*** Opening of INFORMATION SUPPLIED ***

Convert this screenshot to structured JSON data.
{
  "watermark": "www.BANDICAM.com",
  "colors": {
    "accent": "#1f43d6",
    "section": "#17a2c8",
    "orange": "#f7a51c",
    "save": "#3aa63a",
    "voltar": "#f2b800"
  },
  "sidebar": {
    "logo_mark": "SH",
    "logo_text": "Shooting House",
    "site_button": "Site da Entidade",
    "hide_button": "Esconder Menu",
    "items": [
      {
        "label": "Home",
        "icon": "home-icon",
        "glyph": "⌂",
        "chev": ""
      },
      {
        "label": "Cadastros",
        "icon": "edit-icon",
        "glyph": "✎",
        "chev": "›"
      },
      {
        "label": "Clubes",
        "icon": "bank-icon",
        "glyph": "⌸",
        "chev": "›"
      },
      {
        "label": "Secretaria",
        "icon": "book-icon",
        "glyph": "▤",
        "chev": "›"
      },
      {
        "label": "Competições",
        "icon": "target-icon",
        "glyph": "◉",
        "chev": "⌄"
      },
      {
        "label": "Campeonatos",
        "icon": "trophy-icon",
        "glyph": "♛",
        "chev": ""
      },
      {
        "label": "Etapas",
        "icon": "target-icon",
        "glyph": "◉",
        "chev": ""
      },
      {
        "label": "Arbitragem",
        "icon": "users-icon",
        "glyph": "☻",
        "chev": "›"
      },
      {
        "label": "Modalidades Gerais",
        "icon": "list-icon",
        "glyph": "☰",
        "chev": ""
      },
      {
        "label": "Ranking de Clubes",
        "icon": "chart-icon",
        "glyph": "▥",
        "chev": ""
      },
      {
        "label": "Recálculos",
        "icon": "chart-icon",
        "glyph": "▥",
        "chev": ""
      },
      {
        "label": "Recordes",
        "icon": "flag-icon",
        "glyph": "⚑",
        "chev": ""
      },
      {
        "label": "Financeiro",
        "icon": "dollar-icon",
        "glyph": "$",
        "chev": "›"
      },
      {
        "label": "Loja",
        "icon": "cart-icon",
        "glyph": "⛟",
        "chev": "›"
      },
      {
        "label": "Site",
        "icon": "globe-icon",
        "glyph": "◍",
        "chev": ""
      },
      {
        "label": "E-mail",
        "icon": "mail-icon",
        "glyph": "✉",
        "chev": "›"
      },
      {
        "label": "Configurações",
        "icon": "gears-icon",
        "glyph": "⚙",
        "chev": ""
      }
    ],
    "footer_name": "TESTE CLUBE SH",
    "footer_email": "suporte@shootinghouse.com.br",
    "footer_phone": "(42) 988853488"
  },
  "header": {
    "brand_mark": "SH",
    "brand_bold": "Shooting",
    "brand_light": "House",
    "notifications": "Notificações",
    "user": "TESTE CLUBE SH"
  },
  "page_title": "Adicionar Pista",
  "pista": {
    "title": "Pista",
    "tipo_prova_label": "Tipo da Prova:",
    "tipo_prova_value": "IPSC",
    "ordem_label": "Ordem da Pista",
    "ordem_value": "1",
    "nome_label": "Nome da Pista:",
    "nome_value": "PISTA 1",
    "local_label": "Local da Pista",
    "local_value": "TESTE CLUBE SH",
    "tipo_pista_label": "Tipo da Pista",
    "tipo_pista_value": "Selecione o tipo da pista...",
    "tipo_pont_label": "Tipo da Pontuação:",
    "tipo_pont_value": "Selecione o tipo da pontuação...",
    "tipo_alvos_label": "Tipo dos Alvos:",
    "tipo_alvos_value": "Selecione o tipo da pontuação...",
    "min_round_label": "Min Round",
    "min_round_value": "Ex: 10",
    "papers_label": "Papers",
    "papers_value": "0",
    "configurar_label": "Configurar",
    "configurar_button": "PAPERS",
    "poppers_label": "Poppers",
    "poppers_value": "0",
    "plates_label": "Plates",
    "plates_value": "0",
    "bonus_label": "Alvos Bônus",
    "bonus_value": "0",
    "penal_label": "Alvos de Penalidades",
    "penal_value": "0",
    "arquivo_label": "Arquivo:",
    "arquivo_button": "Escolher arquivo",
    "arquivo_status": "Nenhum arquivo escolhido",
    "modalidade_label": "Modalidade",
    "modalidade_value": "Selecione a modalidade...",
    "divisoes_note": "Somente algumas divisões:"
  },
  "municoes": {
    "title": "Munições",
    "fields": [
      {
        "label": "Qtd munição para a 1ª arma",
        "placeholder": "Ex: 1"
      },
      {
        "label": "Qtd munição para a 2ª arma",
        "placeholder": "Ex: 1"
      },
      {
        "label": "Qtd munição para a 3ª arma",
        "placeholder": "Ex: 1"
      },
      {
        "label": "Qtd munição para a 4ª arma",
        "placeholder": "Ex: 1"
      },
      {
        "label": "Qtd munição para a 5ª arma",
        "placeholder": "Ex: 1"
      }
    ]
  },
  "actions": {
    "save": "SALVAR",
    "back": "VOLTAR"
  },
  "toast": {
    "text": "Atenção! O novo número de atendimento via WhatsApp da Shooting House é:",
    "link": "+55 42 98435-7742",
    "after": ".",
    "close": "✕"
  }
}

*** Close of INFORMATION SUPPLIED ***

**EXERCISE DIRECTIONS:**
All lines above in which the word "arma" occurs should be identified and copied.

**RESULT FOR THIS TASK:**
        "label": "Qtd munição para a 1ª arma",
        "label": "Qtd munição para a 2ª arma",
        "label": "Qtd munição para a 3ª arma",
        "label": "Qtd munição para a 4ª arma",
        "label": "Qtd munição para a 5ª arma",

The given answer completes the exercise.